= EXERCISE DETAILS =
Whatever the records hold, copy it exactly and completely.

= DATA FOR ANALYSIS =
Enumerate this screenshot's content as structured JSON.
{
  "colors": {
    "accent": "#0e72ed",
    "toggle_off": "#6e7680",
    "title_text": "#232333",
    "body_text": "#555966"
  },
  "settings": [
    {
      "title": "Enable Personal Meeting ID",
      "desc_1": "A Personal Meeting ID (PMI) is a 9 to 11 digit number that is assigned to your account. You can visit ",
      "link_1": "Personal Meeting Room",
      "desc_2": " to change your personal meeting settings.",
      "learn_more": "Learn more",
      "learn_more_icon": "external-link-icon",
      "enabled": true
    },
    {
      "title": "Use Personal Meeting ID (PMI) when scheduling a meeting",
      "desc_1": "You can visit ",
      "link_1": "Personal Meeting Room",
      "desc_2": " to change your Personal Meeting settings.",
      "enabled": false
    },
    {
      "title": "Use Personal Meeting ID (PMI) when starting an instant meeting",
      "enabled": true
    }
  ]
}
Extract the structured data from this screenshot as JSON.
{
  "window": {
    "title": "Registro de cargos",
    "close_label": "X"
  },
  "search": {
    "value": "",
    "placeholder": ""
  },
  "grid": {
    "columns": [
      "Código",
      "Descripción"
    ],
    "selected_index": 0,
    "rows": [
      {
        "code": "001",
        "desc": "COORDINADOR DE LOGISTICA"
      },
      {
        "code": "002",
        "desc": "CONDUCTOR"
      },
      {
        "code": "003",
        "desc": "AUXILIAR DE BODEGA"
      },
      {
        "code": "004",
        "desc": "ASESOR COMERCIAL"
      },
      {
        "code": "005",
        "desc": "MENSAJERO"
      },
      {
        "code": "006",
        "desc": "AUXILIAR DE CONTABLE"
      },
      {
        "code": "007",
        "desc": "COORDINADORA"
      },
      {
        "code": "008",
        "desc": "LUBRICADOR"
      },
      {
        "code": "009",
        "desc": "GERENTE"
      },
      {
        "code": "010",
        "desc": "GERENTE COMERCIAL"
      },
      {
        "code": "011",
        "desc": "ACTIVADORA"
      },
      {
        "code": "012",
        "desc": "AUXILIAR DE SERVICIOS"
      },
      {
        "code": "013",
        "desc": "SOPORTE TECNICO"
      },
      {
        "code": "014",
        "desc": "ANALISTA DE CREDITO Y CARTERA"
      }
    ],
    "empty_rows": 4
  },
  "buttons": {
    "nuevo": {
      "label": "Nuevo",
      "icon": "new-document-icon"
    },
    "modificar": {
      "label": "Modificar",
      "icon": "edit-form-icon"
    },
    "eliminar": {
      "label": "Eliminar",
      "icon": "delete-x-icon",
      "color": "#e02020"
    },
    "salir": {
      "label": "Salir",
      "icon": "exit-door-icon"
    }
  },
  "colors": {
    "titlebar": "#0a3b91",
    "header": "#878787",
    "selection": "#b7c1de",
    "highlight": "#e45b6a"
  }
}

= REPLY =
Enumerate this screenshot's content as structured JSON.
{
  "colors": {
    "accent": "#0e72ed",
    "toggle_off": "#6e7680",
    "title_text": "#232333",
    "body_text": "#555966"
  },
  "settings": [
    {
      "title": "Enable Personal Meeting ID",
      "desc_1": "A Personal Meeting ID (PMI) is a 9 to 11 digit number that is assigned to your account. You can visit ",
      "link_1": "Personal Meeting Room",
      "desc_2": " to change your personal meeting settings.",
      "learn_more": "Learn more",
      "learn_more_icon": "external-link-icon",
      "enabled": true
    },
    {
      "title": "Use Personal Meeting ID (PMI) when scheduling a meeting",
      "desc_1": "You can visit ",
      "link_1": "Personal Meeting Room",
      "desc_2": " to change your Personal Meeting settings.",
      "enabled": false
    },
    {
      "title": "Use Personal Meeting ID (PMI) when starting an instant meeting",
      "enabled": true
    }
  ]
}
Extract the structured data from this screenshot as JSON.
{
  "window": {
    "title": "Registro de cargos",
    "close_label": "X"
  },
  "search": {
    "value": "",
    "placeholder": ""
  },
  "grid": {
    "columns": [
      "Código",
      "Descripción"
    ],
    "selected_index": 0,
    "rows": [
      {
        "code": "001",
        "desc": "COORDINADOR DE LOGISTICA"
      },
      {
        "code": "002",
        "desc": "CONDUCTOR"
      },
      {
        "code": "003",
        "desc": "AUXILIAR DE BODEGA"
      },
      {
        "code": "004",
        "desc": "ASESOR COMERCIAL"
      },
      {
        "code": "005",
        "desc": "MENSAJERO"
      },
      {
        "code": "006",
        "desc": "AUXILIAR DE CONTABLE"
      },
      {
        "code": "007",
        "desc": "COORDINADORA"
      },
      {
        "code": "008",
        "desc": "LUBRICADOR"
      },
      {
        "code": "009",
        "desc": "GERENTE"
      },
      {
        "code": "010",
        "desc": "GERENTE COMERCIAL"
      },
      {
        "code": "011",
        "desc": "ACTIVADORA"
      },
      {
        "code": "012",
        "desc": "AUXILIAR DE SERVICIOS"
      },
      {
        "code": "013",
        "desc": "SOPORTE TECNICO"
      },
      {
        "code": "014",
        "desc": "ANALISTA DE CREDITO Y CARTERA"
      }
    ],
    "empty_rows": 4
  },
  "buttons": {
    "nuevo": {
      "label": "Nuevo",
      "icon": "new-document-icon"
    },
    "modificar": {
      "label": "Modificar",
      "icon": "edit-form-icon"
    },
    "eliminar": {
      "label": "Eliminar",
      "icon": "delete-x-icon",
      "color": "#e02020"
    },
    "salir": {
      "label": "Salir",
      "icon": "exit-door-icon"
    }
  },
  "colors": {
    "titlebar": "#0a3b91",
    "header": "#878787",
    "selection": "#b7c1de",
    "highlight": "#e45b6a"
  }
}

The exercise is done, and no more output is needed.